check out our:
"What evil have I done the man?" asked Roger Chillingworth again. "I tell thee, Hester Prynne, the richest fee that ever physician earned from monarch could not have bought such care as I have wasted on this miserable priest! But for my aid, his life would have burned away in torments, within the first two years after the perpetration of his crime and thine. For, Hester, his spirit lacked the strength that could have borne up, as thine has, beneath a burden like thy scarlet letter. O, I could reveal a goodly secret! But enough! What art can do, I have exhausted on him. That he now breathes, and creeps about on earth, is owing all to me!" (14.16)
Okay, well, that's one way to look at it: Chillingworth's vengeful attention has actually kept Dimmesdale alive. But, considering that he's made the poor guy's life a living hell, that might not be something to brag about.

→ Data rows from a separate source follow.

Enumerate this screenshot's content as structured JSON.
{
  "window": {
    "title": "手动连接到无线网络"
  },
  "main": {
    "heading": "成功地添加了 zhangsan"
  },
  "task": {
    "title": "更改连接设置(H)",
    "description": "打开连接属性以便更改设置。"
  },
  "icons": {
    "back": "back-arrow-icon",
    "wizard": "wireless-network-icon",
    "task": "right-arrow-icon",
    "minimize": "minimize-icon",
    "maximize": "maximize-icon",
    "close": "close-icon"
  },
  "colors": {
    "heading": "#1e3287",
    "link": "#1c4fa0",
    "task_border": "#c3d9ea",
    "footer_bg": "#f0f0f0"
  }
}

"I have left thee to the scarlet letter," replied Roger Chillingworth. "If that have not avenged me, I can do no more!" (14.25)
Hmm. Chillingworth is obsessed with taking personal revenge on Dimmesdale, but he lets the community revenge itself on Hester. Does this mean that, deep down, he still loves her? Is wearing the scarlet letter worse than being secretly persecuted? Or is Chillingworth just not all that evil, after all? (Nah. We're pretty sure he's that evil.)
"If thou feelest it to be for thy soul's peace, and that thy earthly punishment will thereby be made more effectual to salvation, I charge thee to speak out the name of thy fellow-sinner and fellow-sufferer!" (3.26)
In today's legal system, there's a lot of talk about "victimless crimes," like certain drug offenses. By referring to Hester's "fellow-sinner," Dimmesdale seems to be suggesting that there's no such thing as a victimless sin: someone else is always dragged into it. Is that true? And is there really such a thing as a victimless crime?